What needs to be done ▸ In the material below, find each line holding the string "screenshot" and copy it.

Task material ▸
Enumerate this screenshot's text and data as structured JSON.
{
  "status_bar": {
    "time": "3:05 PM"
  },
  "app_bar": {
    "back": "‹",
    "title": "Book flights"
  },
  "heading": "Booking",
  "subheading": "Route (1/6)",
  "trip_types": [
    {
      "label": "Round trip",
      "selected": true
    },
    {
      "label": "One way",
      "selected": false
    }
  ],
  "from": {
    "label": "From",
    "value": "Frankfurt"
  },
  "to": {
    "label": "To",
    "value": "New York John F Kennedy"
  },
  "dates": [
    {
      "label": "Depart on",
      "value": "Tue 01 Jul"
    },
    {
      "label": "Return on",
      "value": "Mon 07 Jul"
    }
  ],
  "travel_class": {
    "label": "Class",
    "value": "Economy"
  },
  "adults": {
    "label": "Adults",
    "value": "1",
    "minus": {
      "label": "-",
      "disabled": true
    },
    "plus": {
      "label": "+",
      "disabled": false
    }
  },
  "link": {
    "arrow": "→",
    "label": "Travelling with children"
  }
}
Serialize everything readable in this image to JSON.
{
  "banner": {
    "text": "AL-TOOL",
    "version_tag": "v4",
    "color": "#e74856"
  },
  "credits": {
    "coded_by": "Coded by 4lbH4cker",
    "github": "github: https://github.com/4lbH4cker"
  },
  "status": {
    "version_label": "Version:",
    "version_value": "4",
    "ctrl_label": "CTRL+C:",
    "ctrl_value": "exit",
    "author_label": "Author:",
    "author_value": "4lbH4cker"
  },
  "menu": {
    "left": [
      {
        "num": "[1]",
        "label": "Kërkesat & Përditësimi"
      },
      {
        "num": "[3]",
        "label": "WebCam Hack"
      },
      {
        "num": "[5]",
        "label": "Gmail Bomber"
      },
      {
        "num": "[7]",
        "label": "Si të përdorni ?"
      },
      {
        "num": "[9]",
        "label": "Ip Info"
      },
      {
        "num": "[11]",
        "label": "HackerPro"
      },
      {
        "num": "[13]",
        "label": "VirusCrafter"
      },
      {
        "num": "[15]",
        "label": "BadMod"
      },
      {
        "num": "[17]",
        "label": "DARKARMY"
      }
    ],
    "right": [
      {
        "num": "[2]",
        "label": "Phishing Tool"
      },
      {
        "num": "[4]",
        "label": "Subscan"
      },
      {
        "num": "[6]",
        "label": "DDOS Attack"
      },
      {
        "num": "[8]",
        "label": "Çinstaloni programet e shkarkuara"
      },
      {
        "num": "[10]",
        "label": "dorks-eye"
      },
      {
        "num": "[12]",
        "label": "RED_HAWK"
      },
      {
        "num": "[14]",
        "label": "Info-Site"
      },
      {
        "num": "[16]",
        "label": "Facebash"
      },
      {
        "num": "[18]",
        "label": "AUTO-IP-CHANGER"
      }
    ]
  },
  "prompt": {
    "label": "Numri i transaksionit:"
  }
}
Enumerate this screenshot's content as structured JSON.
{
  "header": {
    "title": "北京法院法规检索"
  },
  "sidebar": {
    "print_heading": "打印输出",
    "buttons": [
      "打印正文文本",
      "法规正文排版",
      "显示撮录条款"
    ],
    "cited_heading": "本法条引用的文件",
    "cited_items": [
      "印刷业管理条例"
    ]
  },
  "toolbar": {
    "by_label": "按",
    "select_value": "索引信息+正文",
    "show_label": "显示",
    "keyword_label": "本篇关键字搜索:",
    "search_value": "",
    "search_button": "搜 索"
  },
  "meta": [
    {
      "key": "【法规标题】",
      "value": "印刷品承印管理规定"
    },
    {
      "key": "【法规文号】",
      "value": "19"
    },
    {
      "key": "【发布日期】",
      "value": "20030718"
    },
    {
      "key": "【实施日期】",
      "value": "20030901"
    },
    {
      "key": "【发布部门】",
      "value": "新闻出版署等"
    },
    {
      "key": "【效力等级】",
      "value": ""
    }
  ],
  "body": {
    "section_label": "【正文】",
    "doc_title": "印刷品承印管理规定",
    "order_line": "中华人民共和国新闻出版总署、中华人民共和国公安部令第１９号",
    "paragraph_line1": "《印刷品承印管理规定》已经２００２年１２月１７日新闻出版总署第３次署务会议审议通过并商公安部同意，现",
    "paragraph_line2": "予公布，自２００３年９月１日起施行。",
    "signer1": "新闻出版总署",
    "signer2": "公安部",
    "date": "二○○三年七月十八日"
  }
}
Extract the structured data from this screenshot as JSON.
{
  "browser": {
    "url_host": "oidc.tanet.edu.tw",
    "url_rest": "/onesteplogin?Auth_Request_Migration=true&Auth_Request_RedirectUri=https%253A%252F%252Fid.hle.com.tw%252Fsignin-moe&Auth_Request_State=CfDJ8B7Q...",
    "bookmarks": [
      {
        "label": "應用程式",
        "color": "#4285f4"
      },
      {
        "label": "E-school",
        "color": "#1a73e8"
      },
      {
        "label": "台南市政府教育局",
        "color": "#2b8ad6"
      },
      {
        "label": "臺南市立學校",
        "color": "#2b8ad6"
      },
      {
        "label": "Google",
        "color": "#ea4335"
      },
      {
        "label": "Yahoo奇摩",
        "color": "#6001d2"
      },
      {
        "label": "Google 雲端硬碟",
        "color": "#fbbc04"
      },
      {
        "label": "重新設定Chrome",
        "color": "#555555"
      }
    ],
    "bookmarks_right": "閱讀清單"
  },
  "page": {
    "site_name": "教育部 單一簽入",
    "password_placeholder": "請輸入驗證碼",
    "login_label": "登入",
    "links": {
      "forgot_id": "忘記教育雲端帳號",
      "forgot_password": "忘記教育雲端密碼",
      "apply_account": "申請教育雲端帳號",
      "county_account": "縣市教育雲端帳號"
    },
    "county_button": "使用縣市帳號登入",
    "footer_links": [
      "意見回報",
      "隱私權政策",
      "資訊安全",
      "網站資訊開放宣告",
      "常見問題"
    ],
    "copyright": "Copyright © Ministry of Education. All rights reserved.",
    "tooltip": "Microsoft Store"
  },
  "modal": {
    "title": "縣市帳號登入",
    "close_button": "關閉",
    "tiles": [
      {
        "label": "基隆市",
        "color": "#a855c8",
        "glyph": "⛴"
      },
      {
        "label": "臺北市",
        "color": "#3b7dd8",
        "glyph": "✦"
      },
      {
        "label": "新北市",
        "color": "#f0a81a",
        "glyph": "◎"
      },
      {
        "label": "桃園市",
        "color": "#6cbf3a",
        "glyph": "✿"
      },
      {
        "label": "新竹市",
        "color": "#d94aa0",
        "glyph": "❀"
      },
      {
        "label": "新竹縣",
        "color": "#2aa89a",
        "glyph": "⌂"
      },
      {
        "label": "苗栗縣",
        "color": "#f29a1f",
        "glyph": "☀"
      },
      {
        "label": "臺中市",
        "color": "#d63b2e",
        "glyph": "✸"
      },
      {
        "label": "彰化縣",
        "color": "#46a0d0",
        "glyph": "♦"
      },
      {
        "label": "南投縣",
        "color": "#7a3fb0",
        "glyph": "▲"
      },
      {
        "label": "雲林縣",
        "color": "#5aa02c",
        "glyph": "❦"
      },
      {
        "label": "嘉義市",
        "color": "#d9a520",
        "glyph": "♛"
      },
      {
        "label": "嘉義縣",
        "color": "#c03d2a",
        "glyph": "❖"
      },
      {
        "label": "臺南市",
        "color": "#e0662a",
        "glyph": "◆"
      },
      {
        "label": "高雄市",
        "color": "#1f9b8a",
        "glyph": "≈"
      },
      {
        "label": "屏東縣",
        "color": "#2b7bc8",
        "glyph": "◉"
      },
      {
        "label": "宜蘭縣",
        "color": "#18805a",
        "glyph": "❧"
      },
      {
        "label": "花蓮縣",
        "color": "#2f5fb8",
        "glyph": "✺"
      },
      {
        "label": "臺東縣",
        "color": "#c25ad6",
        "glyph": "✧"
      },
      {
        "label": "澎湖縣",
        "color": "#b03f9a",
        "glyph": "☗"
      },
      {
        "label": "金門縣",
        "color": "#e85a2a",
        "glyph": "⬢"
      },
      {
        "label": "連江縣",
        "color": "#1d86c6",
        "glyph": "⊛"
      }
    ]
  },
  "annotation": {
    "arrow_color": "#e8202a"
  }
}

Result ▸
Enumerate this screenshot's text and data as structured JSON.
Enumerate this screenshot's content as structured JSON.
Extract the structured data from this screenshot as JSON.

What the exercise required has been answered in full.